With some economists forecasting the worst economic downturn since the Great Depression, municipal bond investors might want to revisit what happened to state and local debt securities during that event. In short, the Great Depression was a predictably tough time to own municipal bonds, which is one reason the U.S. should try to avoid a repeat.
Research by Dr. George Hempel, more recently replicated by me, indicates that there were around 5,000 municipal bond defaults during the Great Depression. These were outright payment failures and not technical defaults. Many of the defaults were chronicled in the pages of The Bond Buyer — a primary source for my own research. Other great sources of default information from the period are old Moody’s Bond Manuals — copies of which are often gathering dust in libraries around the country.
Default rates varied widely across the country. In Florida, about 75 percent of municipal bond issuers defaulted. Other hard-hit states were North Carolina, Louisiana, New Jersey, and Arkansas — the only state to default during the period or at any time during the 20th century. By contrast, I found no evidence of municipal bond defaults in most New England states. Florida did especially poorly because its local governments had taken on enormous volumes of debt to build infrastructure in anticipation of a population influx that failed to materialize. Potential transplants were scared off by the 1926 “Great Miami” hurricane and a fruit fly infestation around the same time and defaults began well before the stock market crash of 1929.
My statistical analysis confirmed the intuition that cities with greater debt burdens and sharper revenue declines were more likely to default than those that borrowed less and maintained more stable revenues. This time around, if the 2020 economic downturn is severe, Florida seems to be at less risk of leading a municipal default wave because its state and local debt loads are near national averages.
Comparing Census and U.S. Bureau of Economic Analysis data for 2017 — the most recent year available — we see that Florida’s ratio of state and local debt to gross state product (GSP) is only slightly above the national average of 10 percent. The states with the highest state and local debt/GSP ratios are Kentucky, Nevada, and Texas. Overall nationally, municipal bond debt as a percentage of national output is far below 1929 levels.
While this might be a source of reassurance for municipal bondholders, two countervailing factors may serve as causes for concern. First, the willingness to service municipal bond obligations is much lower than it was during the Great Depression-era. One particularly striking case was that of Yonkers, New York, which stopped paying employees while meeting its bond payments in 1933. That is unimaginable today. It is difficult to imagine a city or state prioritizing paying bondholders ahead of giving its employees their paychecks.
Also, back then, state and local pensions were smaller and less common.

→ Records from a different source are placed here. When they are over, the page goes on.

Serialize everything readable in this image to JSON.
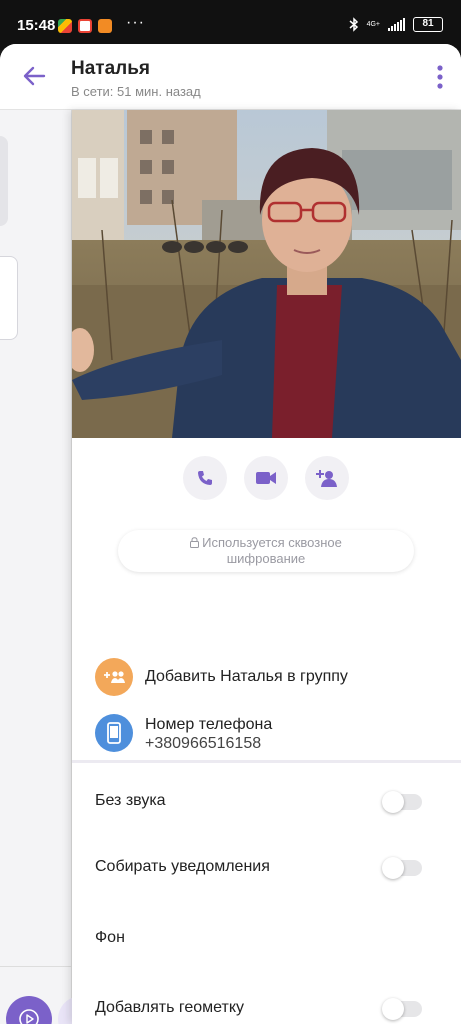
{
  "status_bar": {
    "time": "15:48",
    "battery": "81",
    "network": "4G+",
    "more": "···"
  },
  "header": {
    "title": "Наталья",
    "subtitle": "В сети: 51 мин. назад"
  },
  "actions": {
    "call_icon": "phone-icon",
    "video_icon": "video-camera-icon",
    "add_icon": "add-person-icon"
  },
  "encryption": {
    "line1": "Используется сквозное",
    "line2": "шифрование"
  },
  "info": {
    "add_to_group": "Добавить Наталья в группу",
    "phone_label": "Номер телефона",
    "phone_number": "+380966516158"
  },
  "settings": [
    {
      "label": "Без звука",
      "enabled": false
    },
    {
      "label": "Собирать уведомления",
      "enabled": false
    },
    {
      "label": "Фон"
    },
    {
      "label": "Добавлять геометку",
      "enabled": false
    }
  ],
  "colors": {
    "accent": "#7b61c9",
    "group_icon": "#f3a85a",
    "phone_icon": "#4e8fdc"
  }
}
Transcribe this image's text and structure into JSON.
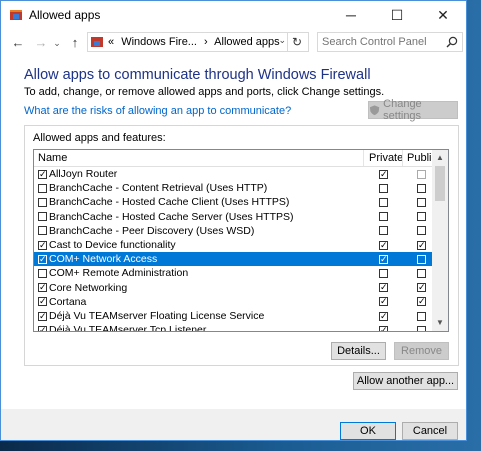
{
  "window": {
    "title": "Allowed apps"
  },
  "titlebar": {
    "minimize_glyph": "─",
    "maximize_glyph": "☐",
    "close_glyph": "✕"
  },
  "nav": {
    "back_glyph": "←",
    "forward_glyph": "→",
    "up_glyph": "↑"
  },
  "address": {
    "prefix": "«",
    "crumb1": "Windows Fire...",
    "sep": "›",
    "crumb2": "Allowed apps",
    "dropdown_glyph": "⌄",
    "refresh_glyph": "↻"
  },
  "search": {
    "placeholder": "Search Control Panel"
  },
  "content": {
    "heading": "Allow apps to communicate through Windows Firewall",
    "subtext": "To add, change, or remove allowed apps and ports, click Change settings.",
    "risk_link": "What are the risks of allowing an app to communicate?",
    "change_settings": "Change settings"
  },
  "group": {
    "label": "Allowed apps and features:"
  },
  "table": {
    "columns": [
      "Name",
      "Private",
      "Public"
    ],
    "rows": [
      {
        "name": "AllJoyn Router",
        "enabled": true,
        "private": true,
        "public": false,
        "public_disabled": true
      },
      {
        "name": "BranchCache - Content Retrieval (Uses HTTP)",
        "enabled": false,
        "private": false,
        "public": false
      },
      {
        "name": "BranchCache - Hosted Cache Client (Uses HTTPS)",
        "enabled": false,
        "private": false,
        "public": false
      },
      {
        "name": "BranchCache - Hosted Cache Server (Uses HTTPS)",
        "enabled": false,
        "private": false,
        "public": false
      },
      {
        "name": "BranchCache - Peer Discovery (Uses WSD)",
        "enabled": false,
        "private": false,
        "public": false
      },
      {
        "name": "Cast to Device functionality",
        "enabled": true,
        "private": true,
        "public": true
      },
      {
        "name": "COM+ Network Access",
        "enabled": true,
        "private": true,
        "public": false,
        "selected": true
      },
      {
        "name": "COM+ Remote Administration",
        "enabled": false,
        "private": false,
        "public": false
      },
      {
        "name": "Core Networking",
        "enabled": true,
        "private": true,
        "public": true
      },
      {
        "name": "Cortana",
        "enabled": true,
        "private": true,
        "public": true
      },
      {
        "name": "Déjà Vu TEAMserver Floating License Service",
        "enabled": true,
        "private": true,
        "public": false
      },
      {
        "name": "Déjà Vu TEAMserver Tcp Listener",
        "enabled": true,
        "private": true,
        "public": false
      }
    ]
  },
  "buttons": {
    "details": "Details...",
    "remove": "Remove",
    "allow_another": "Allow another app...",
    "ok": "OK",
    "cancel": "Cancel"
  },
  "colors": {
    "heading": "#1e3287",
    "link": "#0066cc",
    "selection": "#0078d7"
  }
}
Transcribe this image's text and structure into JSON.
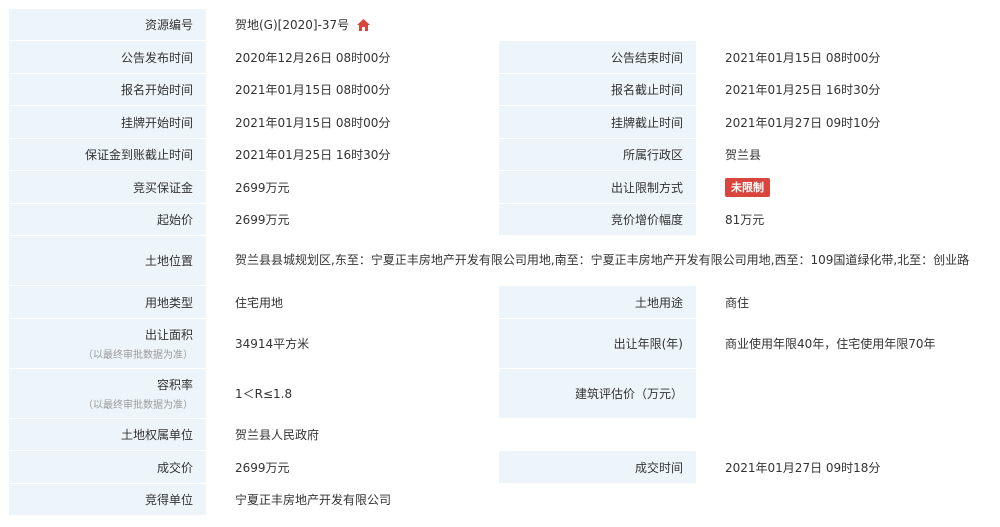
{
  "rows": {
    "resource_no": {
      "label": "资源编号",
      "value": "贺地(G)[2020]-37号"
    },
    "announce_start": {
      "label": "公告发布时间",
      "value": "2020年12月26日 08时00分"
    },
    "announce_end": {
      "label": "公告结束时间",
      "value": "2021年01月15日 08时00分"
    },
    "signup_start": {
      "label": "报名开始时间",
      "value": "2021年01月15日 08时00分"
    },
    "signup_end": {
      "label": "报名截止时间",
      "value": "2021年01月25日 16时30分"
    },
    "listing_start": {
      "label": "挂牌开始时间",
      "value": "2021年01月15日 08时00分"
    },
    "listing_end": {
      "label": "挂牌截止时间",
      "value": "2021年01月27日 09时10分"
    },
    "deposit_deadline": {
      "label": "保证金到账截止时间",
      "value": "2021年01月25日 16时30分"
    },
    "district": {
      "label": "所属行政区",
      "value": "贺兰县"
    },
    "deposit": {
      "label": "竞买保证金",
      "value": "2699万元"
    },
    "restriction": {
      "label": "出让限制方式",
      "value": "未限制"
    },
    "start_price": {
      "label": "起始价",
      "value": "2699万元"
    },
    "increment": {
      "label": "竞价增价幅度",
      "value": "81万元"
    },
    "location": {
      "label": "土地位置",
      "value": "贺兰县县城规划区,东至：宁夏正丰房地产开发有限公司用地,南至：宁夏正丰房地产开发有限公司用地,西至：109国道绿化带,北至：创业路"
    },
    "land_type": {
      "label": "用地类型",
      "value": "住宅用地"
    },
    "land_use": {
      "label": "土地用途",
      "value": "商住"
    },
    "area": {
      "label": "出让面积",
      "note": "（以最终审批数据为准）",
      "value": "34914平方米"
    },
    "term": {
      "label": "出让年限(年)",
      "value": "商业使用年限40年，住宅使用年限70年"
    },
    "far": {
      "label": "容积率",
      "note": "（以最终审批数据为准）",
      "value": "1＜R≤1.8"
    },
    "building_price": {
      "label": "建筑评估价（万元）",
      "value": ""
    },
    "owner": {
      "label": "土地权属单位",
      "value": "贺兰县人民政府"
    },
    "deal_price": {
      "label": "成交价",
      "value": "2699万元"
    },
    "deal_time": {
      "label": "成交时间",
      "value": "2021年01月27日 09时18分"
    },
    "winner": {
      "label": "竞得单位",
      "value": "宁夏正丰房地产开发有限公司"
    }
  },
  "colors": {
    "label_bg": "#eef5fa",
    "badge_bg": "#d9453d",
    "home_icon": "#d9453d"
  },
  "icons": {
    "resource_no_suffix": "home-icon"
  }
}
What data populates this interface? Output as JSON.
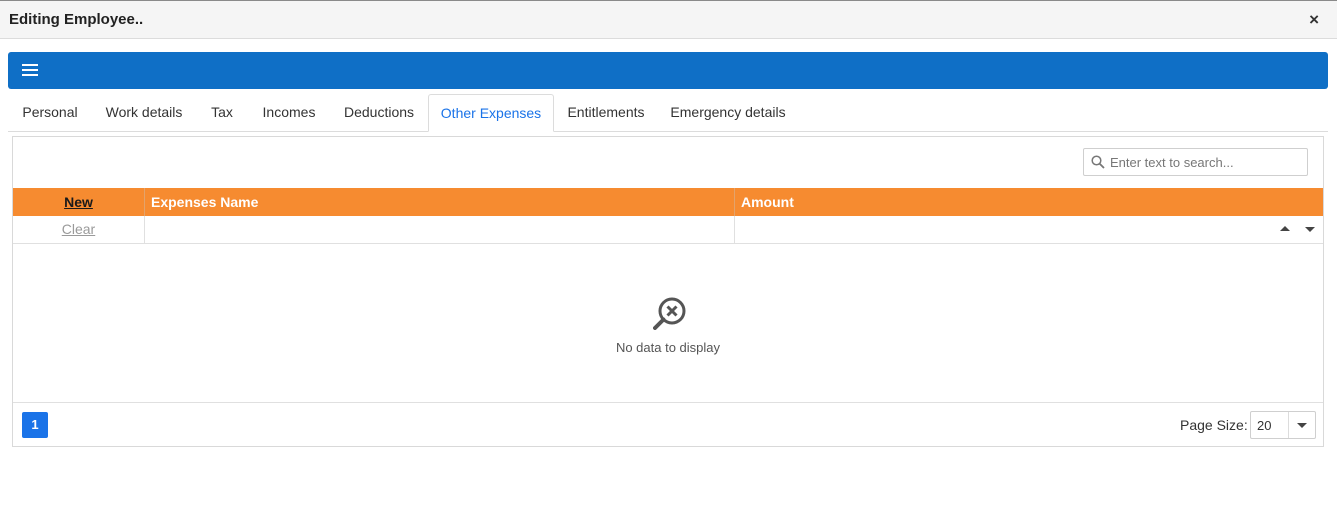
{
  "window": {
    "title": "Editing Employee..",
    "close_label": "×"
  },
  "toolbar": {
    "menu_icon": "hamburger-menu-icon",
    "color": "#0f6fc6"
  },
  "tabs": [
    {
      "label": "Personal",
      "active": false
    },
    {
      "label": "Work details",
      "active": false
    },
    {
      "label": "Tax",
      "active": false
    },
    {
      "label": "Incomes",
      "active": false
    },
    {
      "label": "Deductions",
      "active": false
    },
    {
      "label": "Other Expenses",
      "active": true
    },
    {
      "label": "Entitlements",
      "active": false
    },
    {
      "label": "Emergency details",
      "active": false
    }
  ],
  "search": {
    "placeholder": "Enter text to search...",
    "value": ""
  },
  "grid": {
    "header_color": "#f68b30",
    "columns": [
      {
        "label": "New"
      },
      {
        "label": "Expenses Name"
      },
      {
        "label": "Amount"
      }
    ],
    "filter_row": {
      "clear_label": "Clear"
    },
    "rows": [],
    "empty_text": "No data to display"
  },
  "pager": {
    "current_page": "1",
    "page_size_label": "Page Size:",
    "page_size": "20"
  }
}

Other post-employment benefits, like health care, were virtually non-existent. In recent municipal bankruptcies, pension beneficiaries have obtained better recoveries than some classes of municipal bondholders.
Turning to the issue of revenue declines, one source of revenue volatility is not familiar to modern municipal investors: widespread property tax delinquencies. New York City and Detroit, which both defaulted in 1933, had delinquency rates of 27 percent and 35 percent respectively. Chicago had an even higher delinquency rate but was able to avoid default thanks to support from local bankers.
It is hard to imagine such high property tax delinquency rates today because Americans have so much equity in our homes. But an extended economic shutdown and long-term massive unemployment — over 26 million Americans filed for weekly unemployment claims in the last four weeks — could cause severe markdowns in the valuations of many commercial properties. In that case, owners carrying large mortgages might find it rational to walk away from both their mortgage and tax obligations.
More immediate revenue threats today are sharp declines in sales tax, transient occupancy taxes, car rental fees, and real estate transfer taxes — sources that played much smaller roles in the Great Depression-era. Local governments in Nevada, for example, may have especially elevated risk given the combination of high debt burdens and the extreme pressure on tourism-related revenues.
State and local government finance have changed a lot since the Great Depression, so a repeat of that era’s default experience is not preordained even if this contraction matches the worst predictions. But, while history doesn’t always repeat, it often rhymes, so it is worth studying the lessons of that bygone era.
The two big takeaways for today are that state and local governments should minimize risk by keeping debt accumulation in check, especially by restraining the growth of unfunded pension liabilities. And, as governments focus on public health, they should keep fiscal health in mind as well. Sharp revenue declines could soon force governments to make uncomfortable choices between public services, public employees, retirees, and bondholders.